A ~ The invisible nature of MCS has affected me by making my struggles feel invisible and thus unimportant. When I was a severe reactor I was isolated and unseen except by family. We humans are not designed for isolation; we need human interaction. That psychological blow made it so much harder to heal. Now that I have recovered enough to be a moderate reactor, my struggle to maintain functionality is invisible except to those I live with. I frequently feel like I live a double life, with the harder part being invisible as I struggle very hard to maintain what looks superficially like a normal life. It feels deceptive and that means that I am difficult to know. So the invisible isolation continues.

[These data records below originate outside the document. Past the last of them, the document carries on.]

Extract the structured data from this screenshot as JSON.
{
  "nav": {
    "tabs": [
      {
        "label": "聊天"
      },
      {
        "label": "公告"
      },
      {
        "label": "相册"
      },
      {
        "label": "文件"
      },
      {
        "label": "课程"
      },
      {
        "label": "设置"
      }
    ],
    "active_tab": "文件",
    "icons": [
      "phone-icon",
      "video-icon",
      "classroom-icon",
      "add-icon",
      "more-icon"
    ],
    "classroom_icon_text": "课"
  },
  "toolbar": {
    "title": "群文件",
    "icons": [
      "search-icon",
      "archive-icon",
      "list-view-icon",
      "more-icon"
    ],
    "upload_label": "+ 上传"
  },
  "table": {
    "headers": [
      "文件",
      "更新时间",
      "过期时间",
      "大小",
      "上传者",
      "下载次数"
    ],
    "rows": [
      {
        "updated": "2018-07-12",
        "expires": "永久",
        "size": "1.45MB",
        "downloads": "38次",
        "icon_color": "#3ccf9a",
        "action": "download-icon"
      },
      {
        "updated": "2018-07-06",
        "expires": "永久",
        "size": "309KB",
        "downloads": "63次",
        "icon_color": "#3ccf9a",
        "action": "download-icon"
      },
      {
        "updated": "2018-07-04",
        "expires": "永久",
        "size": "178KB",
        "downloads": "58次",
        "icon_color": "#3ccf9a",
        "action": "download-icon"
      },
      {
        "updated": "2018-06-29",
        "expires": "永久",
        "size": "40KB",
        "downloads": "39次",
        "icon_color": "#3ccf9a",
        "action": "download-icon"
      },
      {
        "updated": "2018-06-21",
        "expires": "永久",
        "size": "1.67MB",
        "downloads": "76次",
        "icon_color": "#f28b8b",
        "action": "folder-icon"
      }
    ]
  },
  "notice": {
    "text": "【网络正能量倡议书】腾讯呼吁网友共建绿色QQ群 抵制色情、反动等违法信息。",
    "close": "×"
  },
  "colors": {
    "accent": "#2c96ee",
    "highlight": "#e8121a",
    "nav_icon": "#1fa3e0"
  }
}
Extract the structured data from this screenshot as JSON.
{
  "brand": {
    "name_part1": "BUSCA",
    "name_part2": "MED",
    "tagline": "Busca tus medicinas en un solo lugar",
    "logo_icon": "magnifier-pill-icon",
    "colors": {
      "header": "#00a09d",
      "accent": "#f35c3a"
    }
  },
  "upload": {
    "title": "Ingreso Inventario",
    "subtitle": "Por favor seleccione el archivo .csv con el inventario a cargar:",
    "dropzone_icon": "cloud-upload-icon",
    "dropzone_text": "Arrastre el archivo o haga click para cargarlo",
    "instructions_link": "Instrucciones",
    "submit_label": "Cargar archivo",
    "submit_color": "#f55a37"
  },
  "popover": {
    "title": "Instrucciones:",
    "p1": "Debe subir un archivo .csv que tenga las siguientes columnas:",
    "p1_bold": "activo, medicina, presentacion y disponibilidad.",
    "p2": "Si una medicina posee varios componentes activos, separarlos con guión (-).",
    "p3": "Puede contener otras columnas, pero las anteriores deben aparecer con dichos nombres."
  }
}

Q ~ If this one thing were changed, how would your life be different?
I really can’t even imagine how much my life would change if others could see my disabling chemical sensitivities. For example, what if the fellow parents who I will see at my daughter’s elementary school talent show could somehow see that my attendance in the auditorium tonight means sacrifice and consequences. There was 48 hours of strict avoidance beforehand, activities and errands that got cancelled so that I would have a good chance of attending the performance. My presence there will then result in 48 hours of pain and discomfort as my body reacts to carpet outgassing and people’s fragranced body products. If they could see all that, then my life would be different because people would understand me better. I would feel less isolated, less marginalized.
And think of all those other lives that might be changed if they could see the chain of events involved in my presence at a public space event. Certainly, some people would think twice about their hairspray the next day. Less fragranced parents would mean the next time it might be easier for me to be in that auditorium. So visibility would improve my emotional well being and promote the kind of awareness that motivates real change in people’s chemical choices.

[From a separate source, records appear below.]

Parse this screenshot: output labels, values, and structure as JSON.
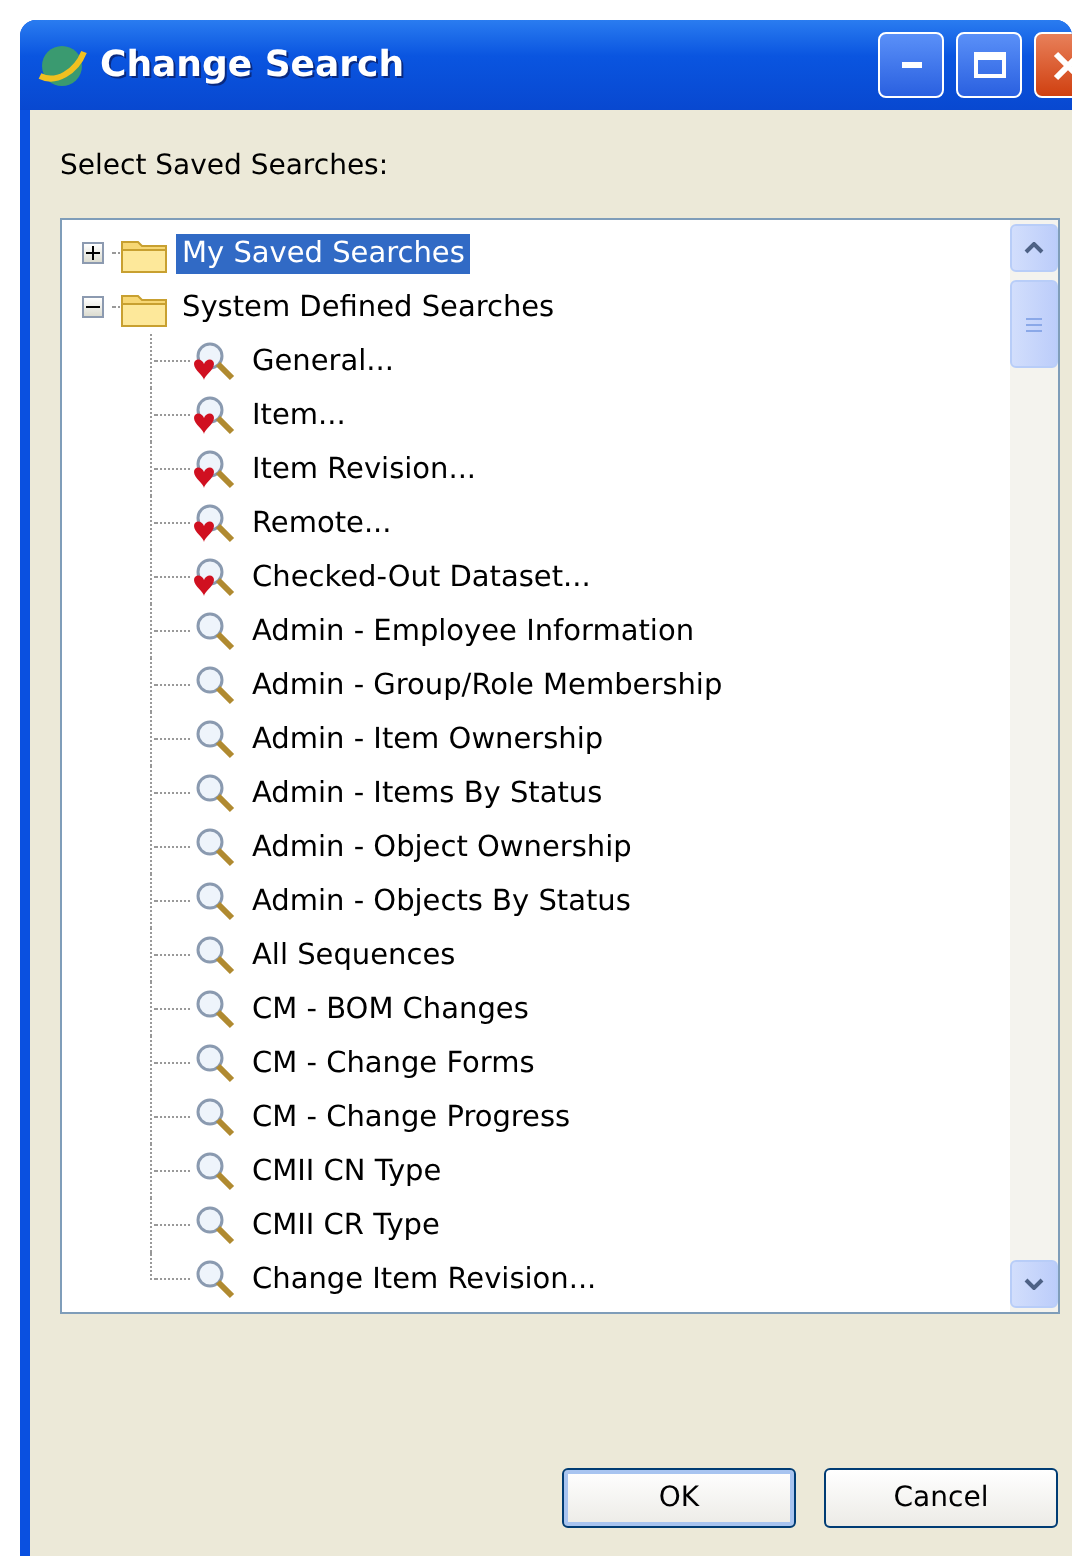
{
  "window": {
    "title": "Change Search"
  },
  "prompt": "Select Saved Searches:",
  "tree": [
    {
      "label": "My Saved Searches",
      "expanded": false,
      "selected": true
    },
    {
      "label": "System Defined Searches",
      "expanded": true,
      "selected": false,
      "children": [
        {
          "label": "General...",
          "kind": "favorite",
          "selected": false
        },
        {
          "label": "Item...",
          "kind": "favorite",
          "selected": false
        },
        {
          "label": "Item Revision...",
          "kind": "favorite",
          "selected": false
        },
        {
          "label": "Remote...",
          "kind": "favorite",
          "selected": false
        },
        {
          "label": "Checked-Out Dataset...",
          "kind": "favorite",
          "selected": false
        },
        {
          "label": "Admin - Employee Information",
          "kind": "query",
          "selected": false
        },
        {
          "label": "Admin - Group/Role Membership",
          "kind": "query",
          "selected": false
        },
        {
          "label": "Admin - Item Ownership",
          "kind": "query",
          "selected": false
        },
        {
          "label": "Admin - Items By Status",
          "kind": "query",
          "selected": false
        },
        {
          "label": "Admin - Object Ownership",
          "kind": "query",
          "selected": false
        },
        {
          "label": "Admin - Objects By Status",
          "kind": "query",
          "selected": false
        },
        {
          "label": "All Sequences",
          "kind": "query",
          "selected": false
        },
        {
          "label": "CM - BOM Changes",
          "kind": "query",
          "selected": false
        },
        {
          "label": "CM - Change Forms",
          "kind": "query",
          "selected": false
        },
        {
          "label": "CM - Change Progress",
          "kind": "query",
          "selected": false
        },
        {
          "label": "CMII CN Type",
          "kind": "query",
          "selected": false
        },
        {
          "label": "CMII CR Type",
          "kind": "query",
          "selected": false
        },
        {
          "label": "Change Item Revision...",
          "kind": "query",
          "selected": false
        }
      ]
    }
  ],
  "buttons": [
    {
      "label": "OK",
      "default": true
    },
    {
      "label": "Cancel",
      "default": false
    }
  ]
}
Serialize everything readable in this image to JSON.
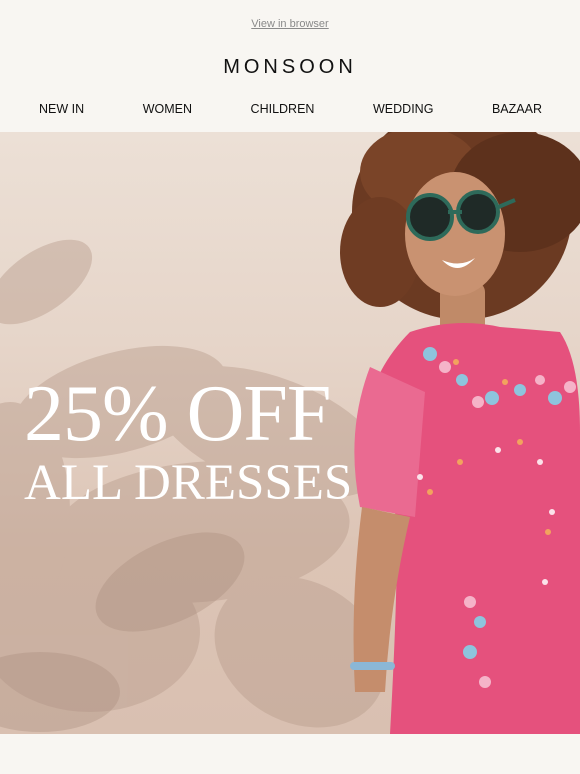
{
  "header": {
    "view_in_browser": "View in browser",
    "brand": "MONSOON"
  },
  "nav": {
    "items": [
      "NEW IN",
      "WOMEN",
      "CHILDREN",
      "WEDDING",
      "BAZAAR"
    ]
  },
  "hero": {
    "headline": "25% OFF",
    "subheadline": "ALL DRESSES"
  },
  "colors": {
    "background": "#f8f6f2",
    "dress_pink": "#e5517d",
    "headline_text": "#ffffff"
  }
}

If we could apply that same magic wand of visibility to all those canaries who are living out of their cars, or in a remote rural location, or stuck in their urban apartment, or anyone who has been forced to remove themselves from societal view, then we might see real change. But being visible risks our health. To survive we must remove ourselves, our physical absence makes us invisible, our invisibility makes it easier to maintain the status quo, the status quo means we must remove ourselves. It’s an awful self perpetuating cycle.
Amy Bayard was a research scientist until toxicant induced loss of tolerance (TILT) changed her life. Now she lives with MCS and raises her kids in Florida. She is a regular contributor to HEAL’s The Human Ecologist and blogs at http://www.tiltedmom.com.